**** Record extracts

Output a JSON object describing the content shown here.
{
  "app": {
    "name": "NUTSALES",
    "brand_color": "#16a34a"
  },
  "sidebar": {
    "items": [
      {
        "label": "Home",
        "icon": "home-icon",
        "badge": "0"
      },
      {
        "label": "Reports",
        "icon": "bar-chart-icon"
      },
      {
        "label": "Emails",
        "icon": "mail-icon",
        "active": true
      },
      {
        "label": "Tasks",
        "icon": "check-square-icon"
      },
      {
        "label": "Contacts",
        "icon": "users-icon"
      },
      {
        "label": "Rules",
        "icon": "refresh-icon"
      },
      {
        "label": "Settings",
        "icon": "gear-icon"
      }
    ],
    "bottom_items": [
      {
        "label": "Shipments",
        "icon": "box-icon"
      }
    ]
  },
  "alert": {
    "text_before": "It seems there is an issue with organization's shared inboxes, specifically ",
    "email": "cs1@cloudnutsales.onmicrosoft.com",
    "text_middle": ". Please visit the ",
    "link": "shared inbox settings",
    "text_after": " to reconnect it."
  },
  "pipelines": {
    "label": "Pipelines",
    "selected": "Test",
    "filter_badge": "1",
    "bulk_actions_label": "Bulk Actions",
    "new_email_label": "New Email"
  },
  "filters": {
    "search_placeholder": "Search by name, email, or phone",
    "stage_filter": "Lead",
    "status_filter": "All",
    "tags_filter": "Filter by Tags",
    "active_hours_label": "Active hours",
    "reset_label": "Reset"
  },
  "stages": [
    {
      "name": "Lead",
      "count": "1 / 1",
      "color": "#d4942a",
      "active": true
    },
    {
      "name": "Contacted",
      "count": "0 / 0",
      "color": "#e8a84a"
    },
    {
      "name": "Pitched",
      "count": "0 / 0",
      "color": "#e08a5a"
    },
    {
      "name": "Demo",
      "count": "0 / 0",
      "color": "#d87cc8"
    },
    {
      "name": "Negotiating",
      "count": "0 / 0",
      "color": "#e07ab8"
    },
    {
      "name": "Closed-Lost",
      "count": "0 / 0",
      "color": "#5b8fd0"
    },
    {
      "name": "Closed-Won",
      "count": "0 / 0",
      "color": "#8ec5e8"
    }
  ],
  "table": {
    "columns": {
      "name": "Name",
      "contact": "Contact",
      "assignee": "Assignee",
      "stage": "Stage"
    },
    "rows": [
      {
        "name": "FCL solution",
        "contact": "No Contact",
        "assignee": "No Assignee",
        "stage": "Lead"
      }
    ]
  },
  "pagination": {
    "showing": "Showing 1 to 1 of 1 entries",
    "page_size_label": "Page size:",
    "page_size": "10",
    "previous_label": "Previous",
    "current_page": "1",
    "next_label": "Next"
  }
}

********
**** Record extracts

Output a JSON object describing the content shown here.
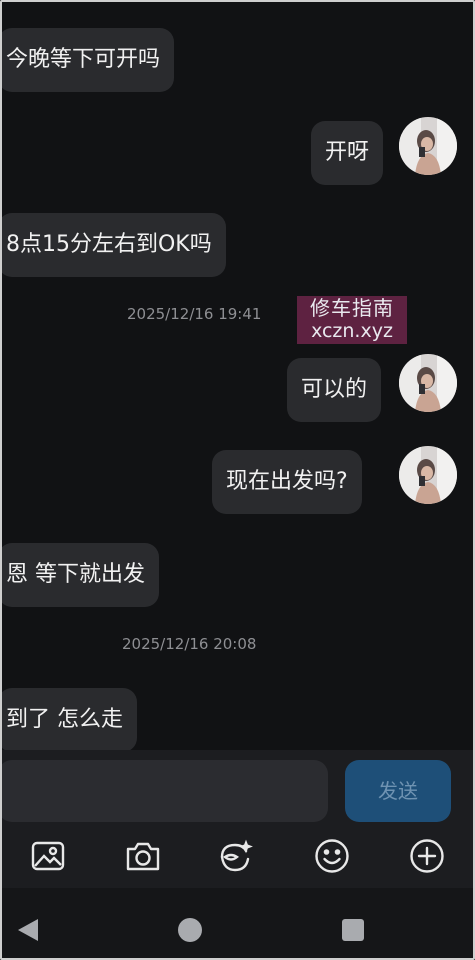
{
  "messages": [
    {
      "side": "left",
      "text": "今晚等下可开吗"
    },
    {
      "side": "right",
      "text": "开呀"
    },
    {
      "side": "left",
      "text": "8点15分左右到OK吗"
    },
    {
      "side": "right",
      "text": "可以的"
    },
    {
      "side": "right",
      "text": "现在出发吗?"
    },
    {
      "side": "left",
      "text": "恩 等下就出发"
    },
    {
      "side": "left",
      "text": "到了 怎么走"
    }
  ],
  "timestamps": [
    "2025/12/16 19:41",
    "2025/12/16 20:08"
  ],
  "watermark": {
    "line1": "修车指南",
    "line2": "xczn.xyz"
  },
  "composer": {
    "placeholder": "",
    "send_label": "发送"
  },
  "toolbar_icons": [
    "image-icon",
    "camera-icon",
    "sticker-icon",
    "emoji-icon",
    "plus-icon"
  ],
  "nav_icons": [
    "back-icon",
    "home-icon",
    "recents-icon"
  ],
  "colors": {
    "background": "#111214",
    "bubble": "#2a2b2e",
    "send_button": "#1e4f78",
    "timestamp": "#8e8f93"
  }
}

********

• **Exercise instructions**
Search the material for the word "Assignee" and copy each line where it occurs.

• **Reply**
      "assignee": "Assignee",
        "assignee": "No Assignee",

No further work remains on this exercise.